Sadie scratched her head. “What does that mean?”
“It means ‘Don’t think too fast.’ Your parents haven’t told you they’re getting divorced!”
Sadie shook the ugly idea of divorce out of her head and tried to focus instead on happier thoughts—like spending the afternoon with the cupcake club and finishing her math homework in time to watch the Giants game on TV tonight. “Okay, I’ll come over.”
“Awesome!” Kylie cheered. Then she added gently, “Whatever happens, Sadie, you know we’re all here for you, right?”
Sadie did know Kylie, Jenna, and Lexi would always stand by her. She remembered the time last year when she sprained her ankle and was on crutches for two weeks. She thought it was the end of the world, but the girls assured her it was only a temporary setback. She’d be back in the game in no time.
“It’s like in The Mummy Returns,” Kylie explained. “They think the mummy is gone for good…but no! He wakes up again to terrorize Brendan Fraser!”
Sadie rolled her eyes. “This is basketball, Kylie, not a monster movie.”
“Kylie has a point,” Lexi insisted. “The doctor said you’d be fine in two weeks.”
“Two weeks!” Sadie moaned, gently touching her bandaged ankle. “I have to walk around on crutches! How am I supposed to go up and down the stairs at school?”
“Piggyback ride?” Jenna joked. “Or we could tie a rope around your waist and pull you up the side of the building through the science lab window…”

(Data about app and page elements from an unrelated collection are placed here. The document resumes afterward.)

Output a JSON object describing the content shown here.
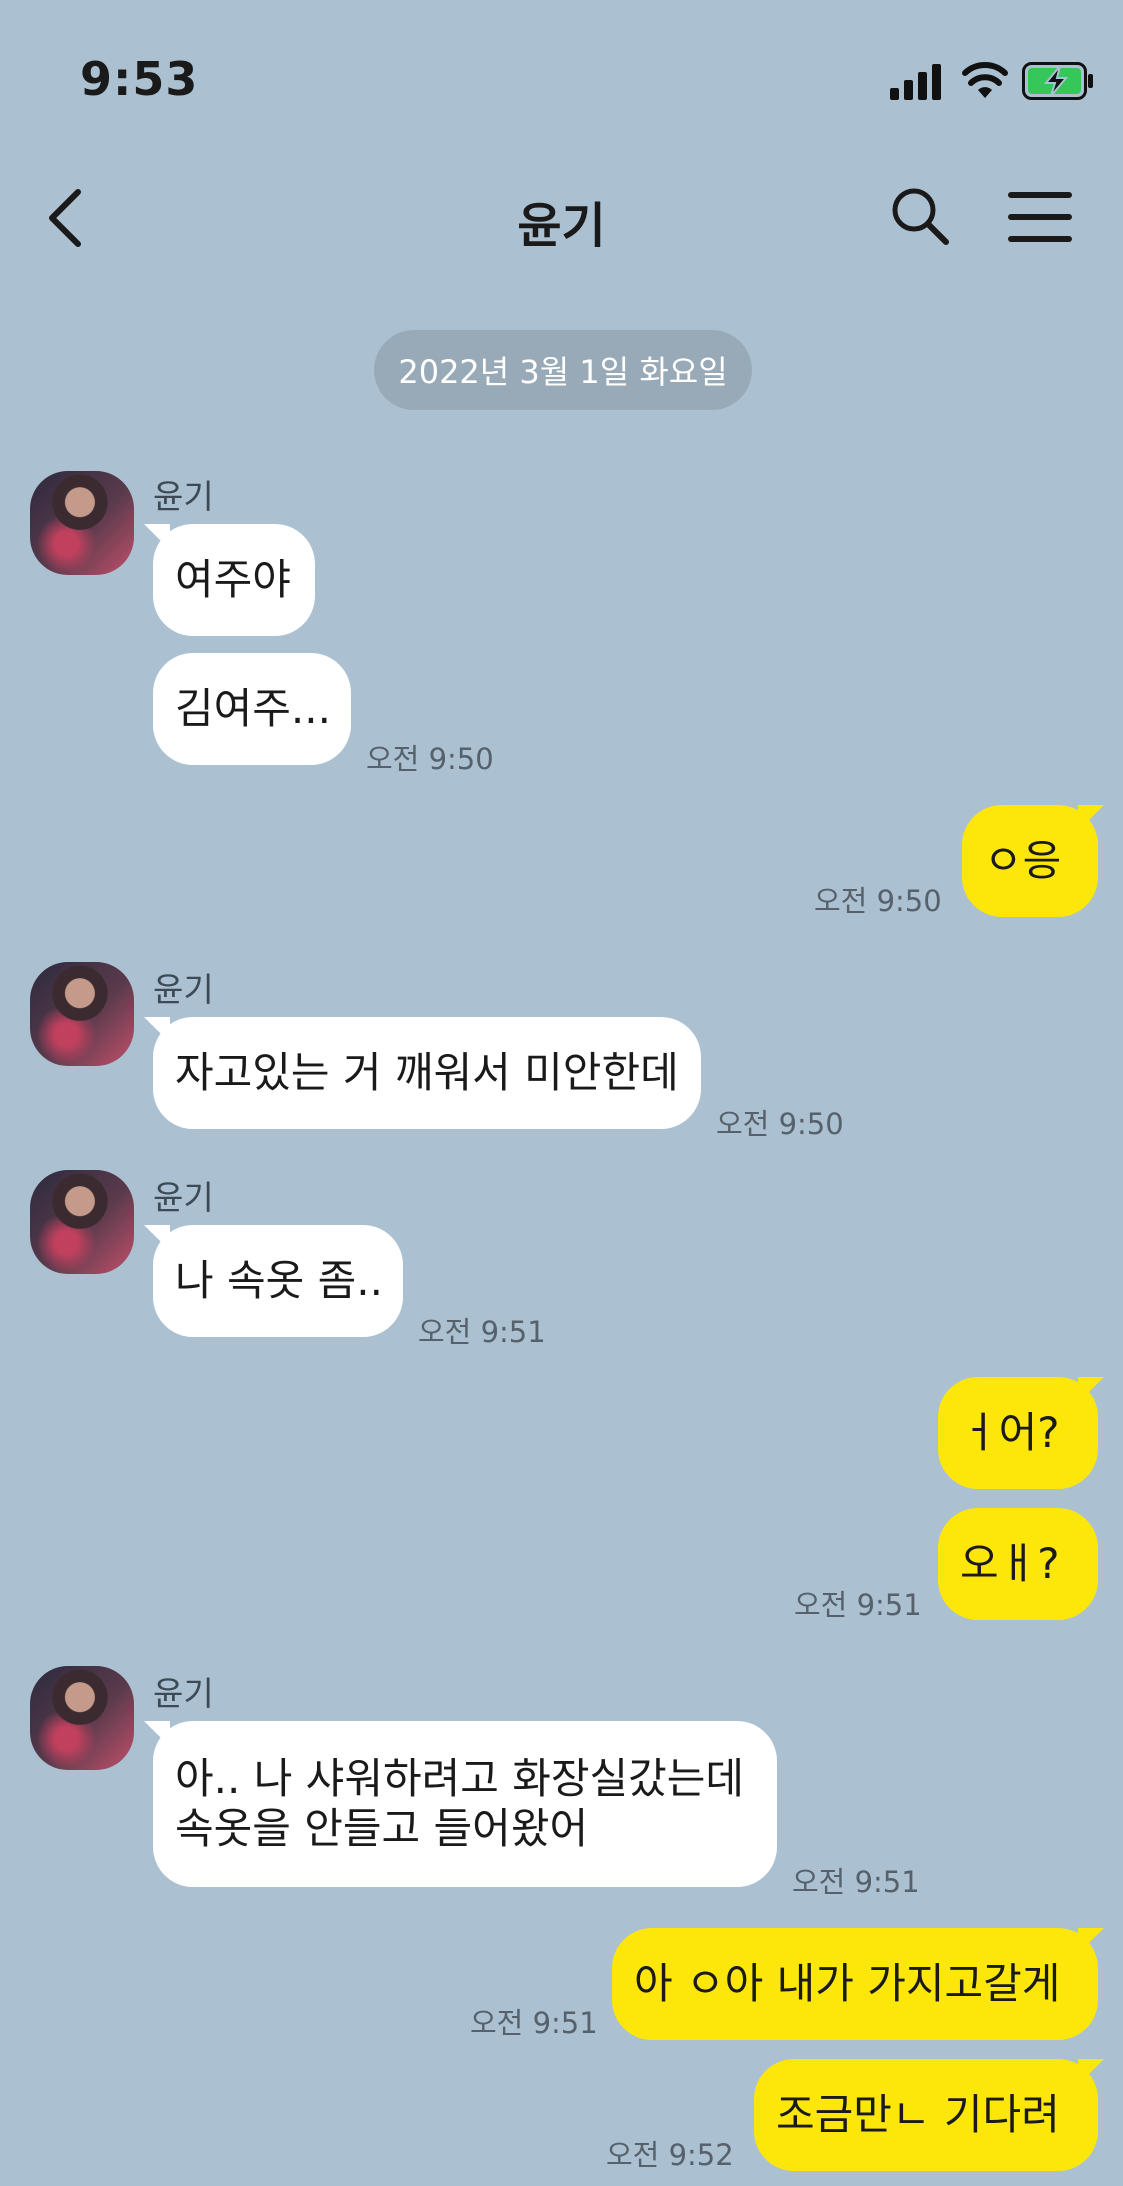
{
  "status_bar": {
    "time": "9:53"
  },
  "header": {
    "title": "윤기"
  },
  "date_divider": "2022년 3월 1일 화요일",
  "colors": {
    "background": "#abc1d1",
    "incoming_bubble": "#ffffff",
    "outgoing_bubble": "#fde70b",
    "date_pill": "#98aab8"
  },
  "messages": [
    {
      "sender": "윤기",
      "text": "여주야"
    },
    {
      "text": "김여주...",
      "time": "오전 9:50"
    },
    {
      "text": "ㅇ응",
      "time": "오전 9:50"
    },
    {
      "sender": "윤기",
      "text": "자고있는 거 깨워서 미안한데",
      "time": "오전 9:50"
    },
    {
      "sender": "윤기",
      "text": "나 속옷 좀..",
      "time": "오전 9:51"
    },
    {
      "text": "ㅓ어?"
    },
    {
      "text": "오ㅐ?",
      "time": "오전 9:51"
    },
    {
      "sender": "윤기",
      "text": "아.. 나 샤워하려고 화장실갔는데 속옷을 안들고 들어왔어",
      "time": "오전 9:51"
    },
    {
      "text": "아 ㅇ아 내가 가지고갈게",
      "time": "오전 9:51"
    },
    {
      "text": "조금만ㄴ 기다려",
      "time": "오전 9:52"
    }
  ]
}
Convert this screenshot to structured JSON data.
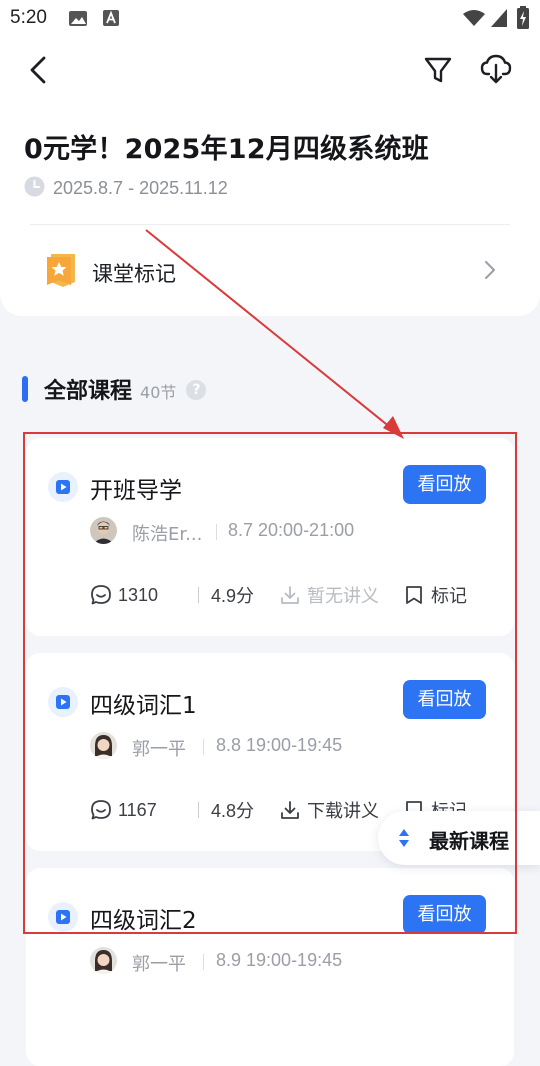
{
  "status_bar": {
    "time": "5:20"
  },
  "header": {
    "title": "0元学！2025年12月四级系统班",
    "date_range": "2025.8.7 - 2025.11.12",
    "class_marks_label": "课堂标记"
  },
  "section": {
    "title": "全部课程",
    "count": "40节",
    "help": "?"
  },
  "courses": [
    {
      "title": "开班导学",
      "replay_label": "看回放",
      "teacher": "陈浩Er...",
      "time": "8.7 20:00-21:00",
      "comments": "1310",
      "rating": "4.9分",
      "handout": "暂无讲义",
      "handout_available": false,
      "mark_label": "标记"
    },
    {
      "title": "四级词汇1",
      "replay_label": "看回放",
      "teacher": "郭一平",
      "time": "8.8 19:00-19:45",
      "comments": "1167",
      "rating": "4.8分",
      "handout": "下载讲义",
      "handout_available": true,
      "mark_label": "标记"
    },
    {
      "title": "四级词汇2",
      "replay_label": "看回放",
      "teacher": "郭一平",
      "time": "8.9 19:00-19:45"
    }
  ],
  "floating_button": {
    "label": "最新课程"
  },
  "colors": {
    "accent": "#2d74f5",
    "annotation": "#d93a3a",
    "page_bg": "#f3f5f8"
  }
}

Sadie was moping for two days straight until the girls showed up at her doorstep with a plan to cheer her up.
“Cupcake delivery!” they announced when Mrs. Harris answered the door.
“Oh, my…come right in, girls. She’s in the living room. Just be careful: she’s not in a great mood and she bites!”
When Sadie turned around, she couldn’t believe her eyes. There were Kylie, Jenna, and Lexi, all dressed like giant cupcakes with silver foil wrappers around their hips and red “cherry” balloons tied to their heads. Each girl was wearing a white T-shirt “sprinkled” with multicolored specks of paint.
“Special delivery for Sadie Harris!” Jenna giggled. “A singing cupcake-gram!”
Kylie hit the Play button on her iPod touch, and hip-hop music filled the living room. The trio began to rap:
“Sadie, Sadie, don’t be blue!
We’ve got a cupcake-gram for you!
What’s tall and cool and super sweet?
Can you guess who’ll be back on her feet?
Sadie, Sadie, give a cheer!
You’ll get well soon, we have no fear!”
At the end of the rap, Kylie and Jenna got down on their hands and knees, and Lexi climbed on their backs, forming a pyramid. She wobbled but managed to stand up and toss confetti in the air. “Hugs and sprinkles from PLC!” all three shouted, showering the couch—and Sadie—with glittering shreds of paper.
Sadie and her mom applauded wildly. “That was amazing, girls,” her mother said. “Love the costumes!”
Lexi climbed down. “Aren’t they cool? It was my idea to do the cherries on top.” She took off the balloon and handed it to Sadie. “At least we got you to smile!”
Sadie had to admit that she did feel better. They’d even baked her get-well cupcakes with cute little fondant crutches on top.
“This is really nice of you,” she said, licking the chocolate buttercream off her fingers.
“You didn’t think we’d let you sit around feeling sorry for yourself, did you?” Kylie asked. “If you can’t come to the cupcakes, the cupcakes will come to you!”
Sadie would never forget how the girls had managed to take her mind off her troubles. But divorce wasn’t as simple to fix as a sprained ankle. And no amount of cupcakes could help her pass fifth-grade math if she failed her quiz this week. What would she do? What could she do?
Kylie read her mind. “We’ll work it out,” she assured Sadie.
Length: 7.5 in
Width: 5.25 in
Weight: 5.68 oz
Page Count: 160 pages